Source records
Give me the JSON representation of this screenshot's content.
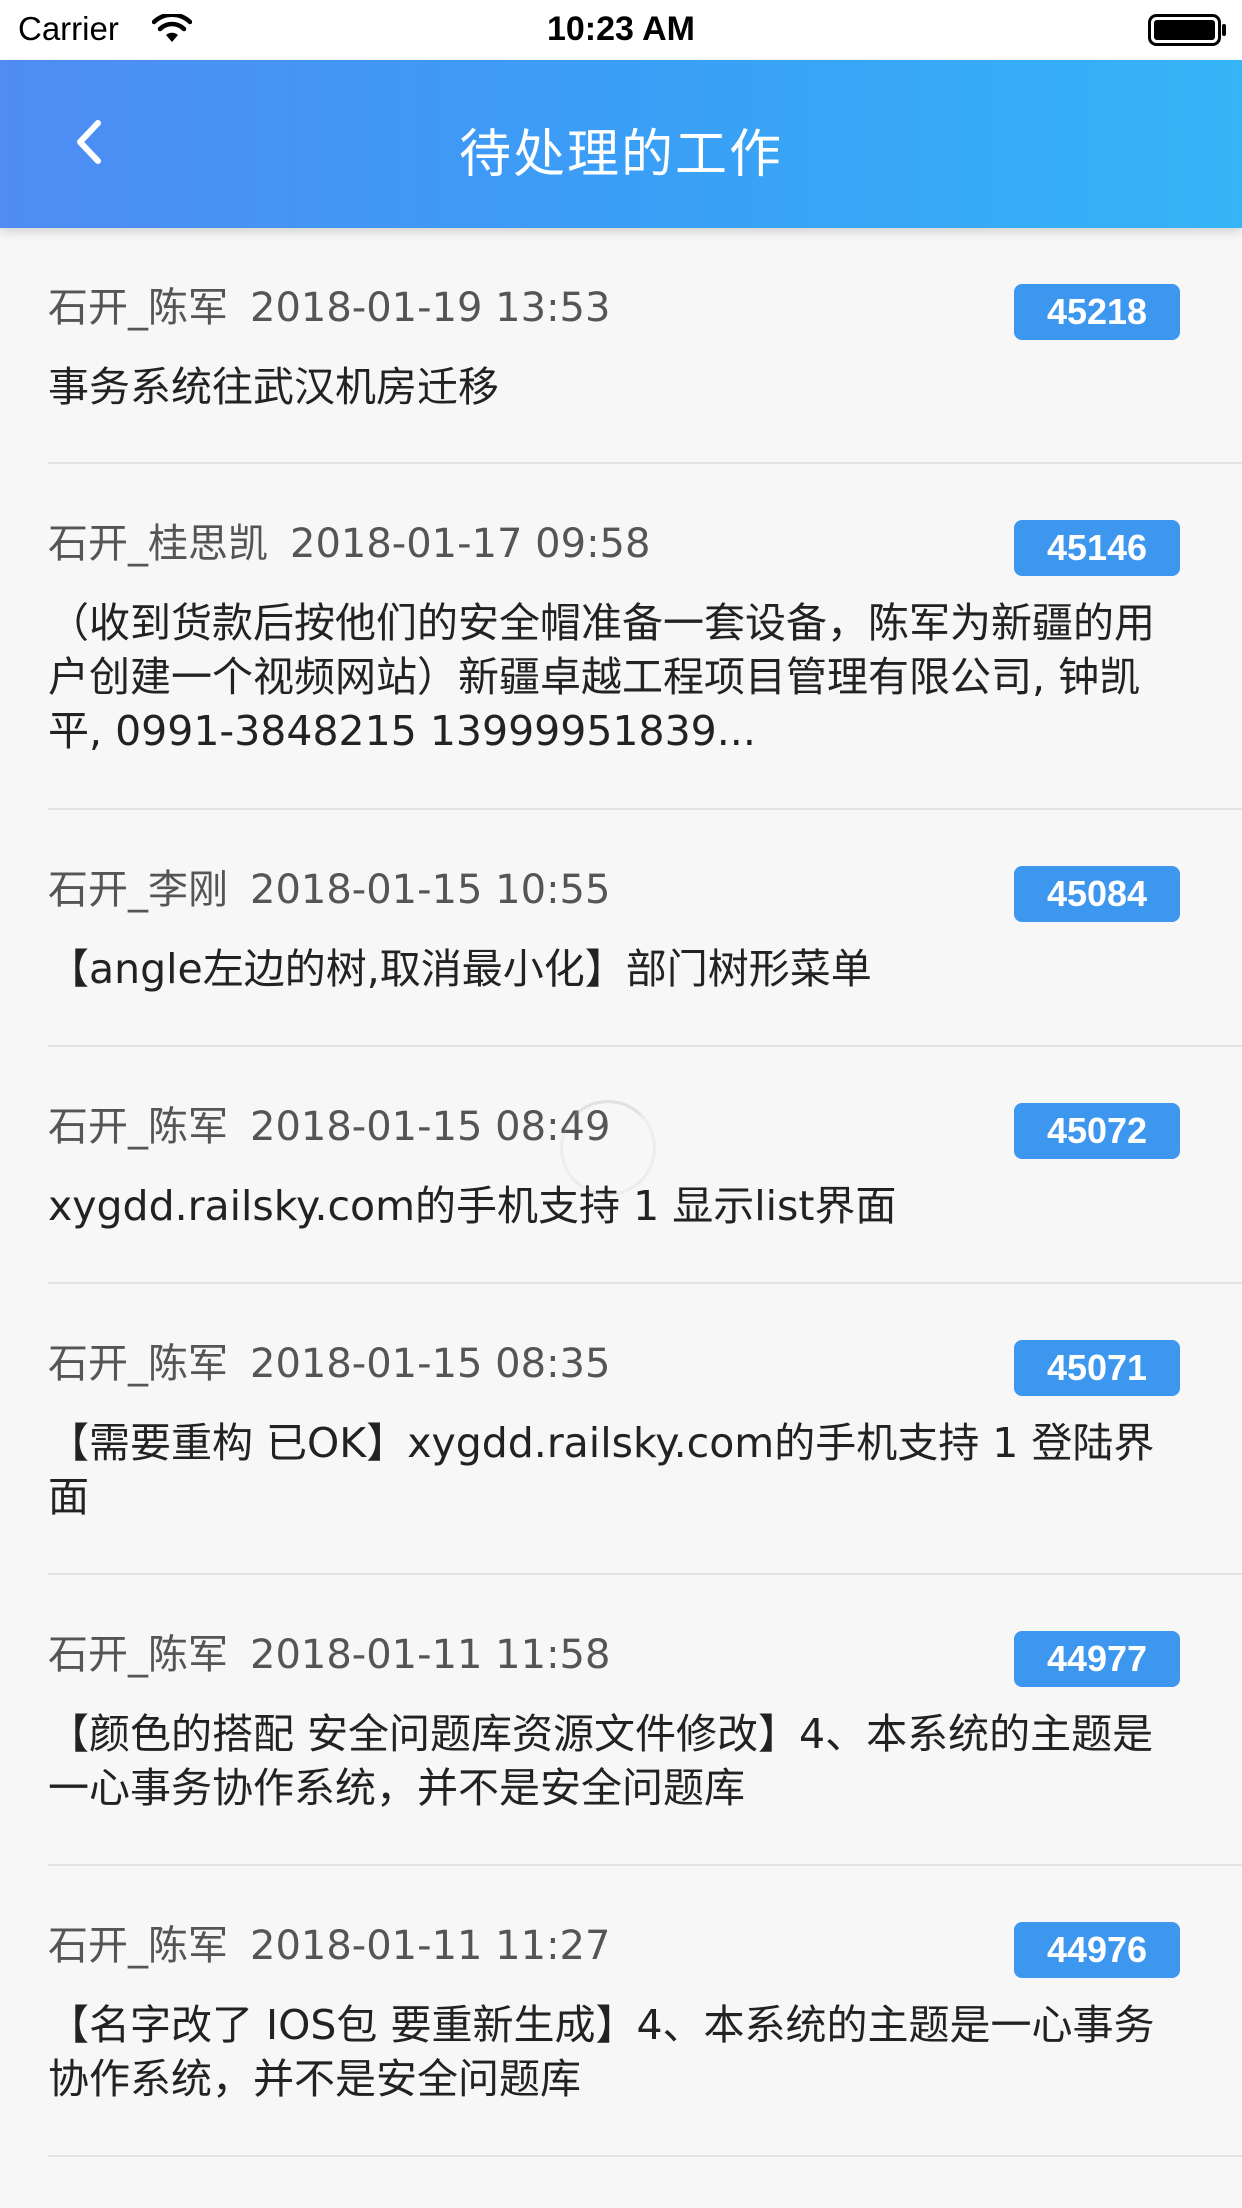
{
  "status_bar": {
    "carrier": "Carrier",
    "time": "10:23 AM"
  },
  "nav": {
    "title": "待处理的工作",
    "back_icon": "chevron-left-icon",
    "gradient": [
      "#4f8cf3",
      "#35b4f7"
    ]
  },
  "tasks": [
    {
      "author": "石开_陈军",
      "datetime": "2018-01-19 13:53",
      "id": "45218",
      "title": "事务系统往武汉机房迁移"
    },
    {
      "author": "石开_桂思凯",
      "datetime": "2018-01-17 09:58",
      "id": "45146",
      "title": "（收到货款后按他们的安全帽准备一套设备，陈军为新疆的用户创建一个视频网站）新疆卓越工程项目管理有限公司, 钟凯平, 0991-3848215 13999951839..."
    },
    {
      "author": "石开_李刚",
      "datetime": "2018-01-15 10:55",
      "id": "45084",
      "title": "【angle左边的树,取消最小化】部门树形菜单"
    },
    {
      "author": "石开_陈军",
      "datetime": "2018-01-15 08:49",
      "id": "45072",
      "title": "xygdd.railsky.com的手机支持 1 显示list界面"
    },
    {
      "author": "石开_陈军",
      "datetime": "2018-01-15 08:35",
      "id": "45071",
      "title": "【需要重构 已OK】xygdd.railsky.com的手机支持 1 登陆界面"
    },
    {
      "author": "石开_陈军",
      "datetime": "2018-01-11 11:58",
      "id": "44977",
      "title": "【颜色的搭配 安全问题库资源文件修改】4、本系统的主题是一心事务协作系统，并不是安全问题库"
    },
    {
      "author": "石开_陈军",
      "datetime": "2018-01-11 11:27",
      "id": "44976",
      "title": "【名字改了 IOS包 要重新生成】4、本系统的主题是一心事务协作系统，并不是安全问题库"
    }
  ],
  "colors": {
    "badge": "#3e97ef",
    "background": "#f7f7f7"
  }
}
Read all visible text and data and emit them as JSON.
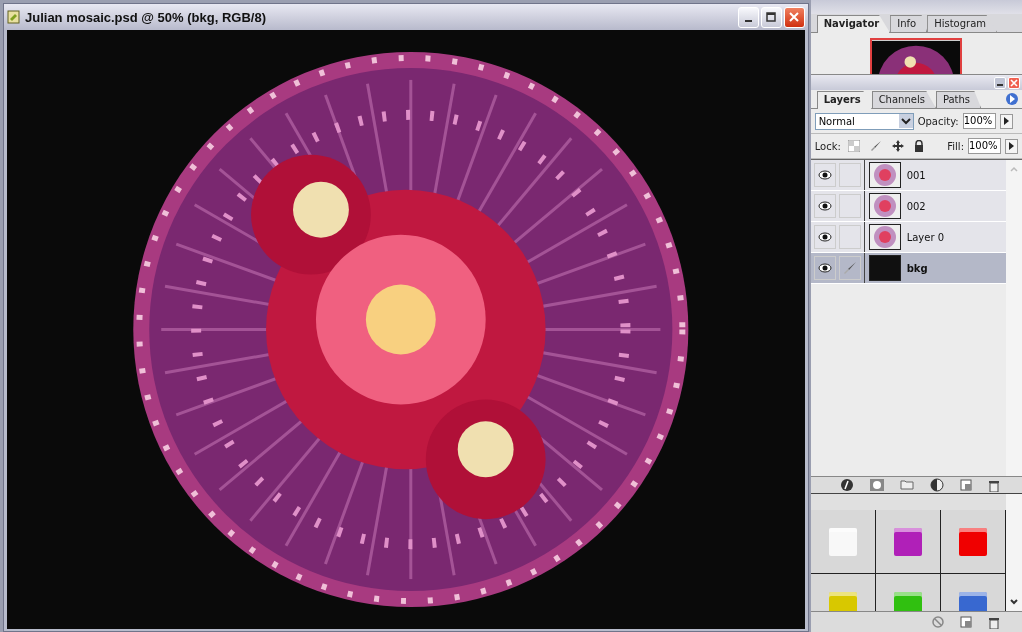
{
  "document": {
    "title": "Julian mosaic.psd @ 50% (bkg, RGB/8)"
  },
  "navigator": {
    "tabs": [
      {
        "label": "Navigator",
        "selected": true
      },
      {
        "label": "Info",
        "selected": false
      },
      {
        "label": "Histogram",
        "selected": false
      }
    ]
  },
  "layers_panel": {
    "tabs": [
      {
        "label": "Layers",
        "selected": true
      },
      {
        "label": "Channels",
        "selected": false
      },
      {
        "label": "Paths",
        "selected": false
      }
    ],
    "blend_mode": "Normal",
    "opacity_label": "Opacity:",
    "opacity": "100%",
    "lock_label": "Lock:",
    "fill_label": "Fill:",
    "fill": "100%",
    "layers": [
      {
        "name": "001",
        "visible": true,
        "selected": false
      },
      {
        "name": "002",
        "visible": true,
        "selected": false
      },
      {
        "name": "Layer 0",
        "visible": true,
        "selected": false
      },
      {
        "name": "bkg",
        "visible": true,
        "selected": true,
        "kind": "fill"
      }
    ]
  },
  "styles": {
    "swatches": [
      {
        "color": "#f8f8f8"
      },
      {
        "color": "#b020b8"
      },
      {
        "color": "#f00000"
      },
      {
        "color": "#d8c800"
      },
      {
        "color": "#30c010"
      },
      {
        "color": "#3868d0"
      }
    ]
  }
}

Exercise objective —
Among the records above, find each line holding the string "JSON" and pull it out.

Exercise answer —
Give me the JSON representation of this screenshot's content.
Read all visible text and data and emit them as JSON.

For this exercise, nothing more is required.